While there isn’t a diet that works for everyone with diabetes, there is a diet that has healthy practices we could all adopt. For 2019, US News and World Report named the Mediterranean Diet as the Best Diet Overall and the Best Diet for Diabetes. ADA also gives their approval of a Mediterranean-style eating pattern as a healthy choice in their 2019 Standards of Medical Care in Diabetes.
According to the World Health Organization, heart disease and stroke are the two leading causes of death worldwide. People with diabetes often struggle with high blood pressure and cholesterol in addition to trying to manage blood glucose. So, following a diet that promotes heart health is important. The Mediterranean diet has been shown to lower risk for heart disease, stroke, diabetes, and improve glycemic control. Other benefits include weight loss, brain health, and bone health.
Why Does the Mediterranean Diet Work?

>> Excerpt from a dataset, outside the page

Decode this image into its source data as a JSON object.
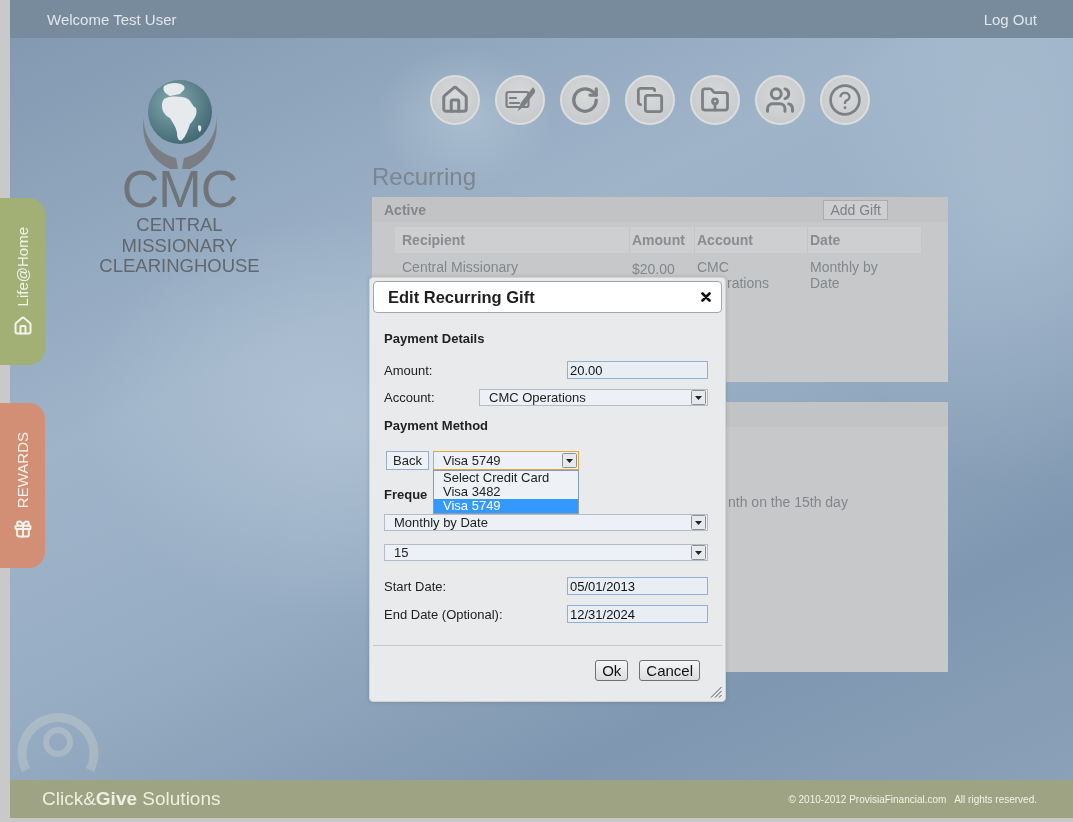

This diet works because it’s centered around real foods that are high in vitamins, minerals, fiber, and antioxidants. This helps reduce inflammation, improve insulin resistance, and balance gut bacteria. The combination of carbohydrates with protein and healthy fat helps to control blood glucose. The Mediterranean Diet places an emphasis on exercise and mindful eating which also improve blood glucose.
What is the Mediterranean Diet?
The Mediterranean Diet is plant-based with a focus is on vegetables, whole grains, fruits, legumes, seeds and nuts, fish and seafood, low-fat dairy, and herbs and spices. Olive oil is the recommended fat in place of butter or margarine. Meat (beef, pork, lamb/mutton, goat) and sweets are foods to eat less often. So, notice what’s missing from this diet-processed food which we know is detrimental to our health.
5 Tips to Incorporate from the Mediterranean Diet
- Eat more plants
Your plate should be mostly plants. Think about including vegetables, fruits, whole grains, beans and lentils, and nuts and seeds. And yes, plants contain carbohydrates, but that isn’t a reason to avoid them. Plants contain varying amounts of carbohydrates. Pair some higher-carb plants with lower-carb plants. For example, lentils and brown rice are higher in carbs, so include some broccoli and beets with pumpkin seeds for lower-carb plant choices. Plan your meals around plants.
- Choose more whole grains
A whole grain is the entire edible part of a grain including the bran, endosperm, and the germ. Whole grains include foods such as brown or wild rice, quinoa, oats, barley, farro, bulgur, buckwheat, cornmeal, wheat berries, millet, whole wheat flour, and whole wheat pasta. Refined grains are processed and usually the bran and germ are removed which reduces the amount of fiber, iron, B vitamins, and phytonutrients. Whole grains are more filling than refined grains and may reduce the risk of heart disease and some types of cancer. Whole grains also have more fiber to help with glycemic control. Look for the words “whole grain” on the package.
- Eat seafood regularly
The American Heart Association recommends eating fish or shellfish at least two times a week to lower risk of heart disease. Fatty fish like salmon, mackerel, herring, lake trout, sardines and albacore tuna are high in omega-3 fatty acids. Omega-3 fatty acids benefit your heart by decreasing triglyceride levels, slowing the growth rate of plaque in arteries, and lowering blood pressure. Plan two meals each week that include fish or seafood.
- Include healthy fats
The Mediterranean Diet is low in saturated fat. Choosing unsaturated fat in place of saturated fat helps to lower “bad” LDL cholesterol and improve “good” HDL cholesterol. Olive oil is recommended because it is a monounsaturated fat that contains a type of antioxidant called polyphenols. Polyphenols help to absorb free radicals, are anti-inflammatory, protective against heart disease, and certain types of cancer. The polyphenol content is higher in olive oil that has a stronger flavor. Consider cooking and baking with olive oil and use it for salad dressings.
- Swap the sweets
You know sweets will raise blood glucose, but I often hear people avoiding fruit because it contains carbohydrates as well. Remember, the type of carbohydrate is just as important as the amount of carbs. The Mediterranean Diet encourages fruit in place of sweets for dessert. Fruit contains fiber and antioxidants your body needs. Make your carbs count and limit the sweets.
Remember, there isn’t one diet that works for everyone. Try one of these tips to make your diet healthier. If you are looking for a place to start with Mediterranean-style recipes, check out the Diabetes Food Hub Mediterranean recipes.
by Christine McKinney, RD LDN CDE